Amazon about a package that I know I ordered is pretty safe!
The phone call from 'Microsoft
Windows': Microsoft does not have employees checking
server logs to identify computers that are infected, not does it
contract out to other companies to do that. Any phone call that you
receive telling you that your computer is infected is bogus - just as
any message that pops up on your screen saying your computer is
infected is bogus - unless it identifies itself as being from the
anti-virus/security program that you have installed (and pops up as a
standard Windows notification).
The phones were very common a few years ago and seemed to be targetting
seniors in particular. The general process was for the caller to
identify themselves as being from Microsoft (or from Windows or
Microsoft Windows) and saying that they'd noticed from online logs that
your computer was infected. If you didn't hang up immediately, they
would claim that they could verify this - asking you to go to your
computer and search for a particular filename - which would always
appear to be on your computer (assuming it was a Windows computer -
they named a standard Windows file).
Once you were convinced that your computer was infected, they might
walk you through the process of installing remote
access software - which is often used legitimately by tech support
people to allow them to make changes to a remote computer. Once that
was installed they could do what they wanted at your computer - often
installing bogus anti-virus software. (They may at that point ask for a
credit card number to pay for their 'service'.) Often, the installed
program does nasty things to your system - malware or ransomware and
requires that you pay to have it de-activated or removed.
See: Microsoft's advice: Hang up on tech
support scammers and We talked to Windows tech support scammers.
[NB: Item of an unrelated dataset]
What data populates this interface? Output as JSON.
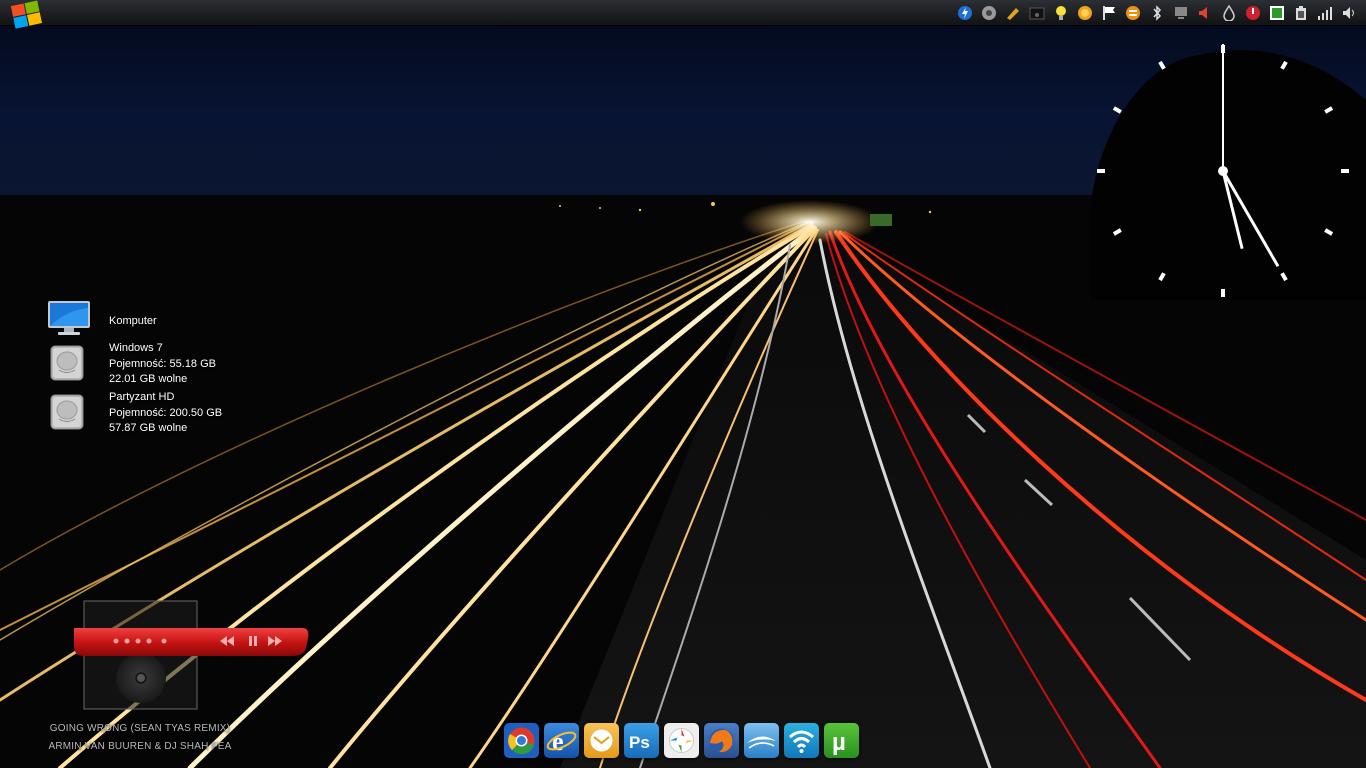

Here's why you shouldn't
In a late-2016 twist on this scam, fake installers for Microsoft's
Security Essentials software claims that your computer is infected and
ask you to phone a number for help to get it cleaned up. See: Microsoft: Beware this fake Windows BSOD from tech support scammers' malware
Sometimes if your computer has been infected with ransomware, you'll
find that your computer's documents have been encrypted - and that only
the people who infected your computer know the secret password needed
to make them usable again.
In that case, the best thing you can do - best of a bad set of choices
- may be to pay up and hope that the ransomware will be removed.
Increasingly, ransomware has been targetting organizations like
hospitals and schools - but individuals are still being targetted as
See: Why ransomware is booming in 2016 and Beat Scammers With These Ransomware Decryption Tools
and Ransomware is about to get a lot worse, by holding your operating system hostage
Worst-case scenario: one more reason you need a backup strategy!
Whenever you have a computer problem, tech support people will ask if
you have a backup. Making backups means you have copies of your
documents and programs and can use the backup copy if some sort of
problem - anything from a physical hard drive crash to theft or other
loss to software disaster like ransomware or virus - makes it
impossible to use the original copy.
In a worst-case digital security situation, if you have a backup you -
or tech support people - can restore your computer to its original out
of the box condition, then restore your backup and get your computer
back to the state it was in when you made your backup. You would only
lose files created or changed since you made the backup. (This assumes
that your backup wasn't infected with whatever infected your computer!)
Windows 10, for instance, includes System Restore and Factory Restore options as well as a built-in backup program.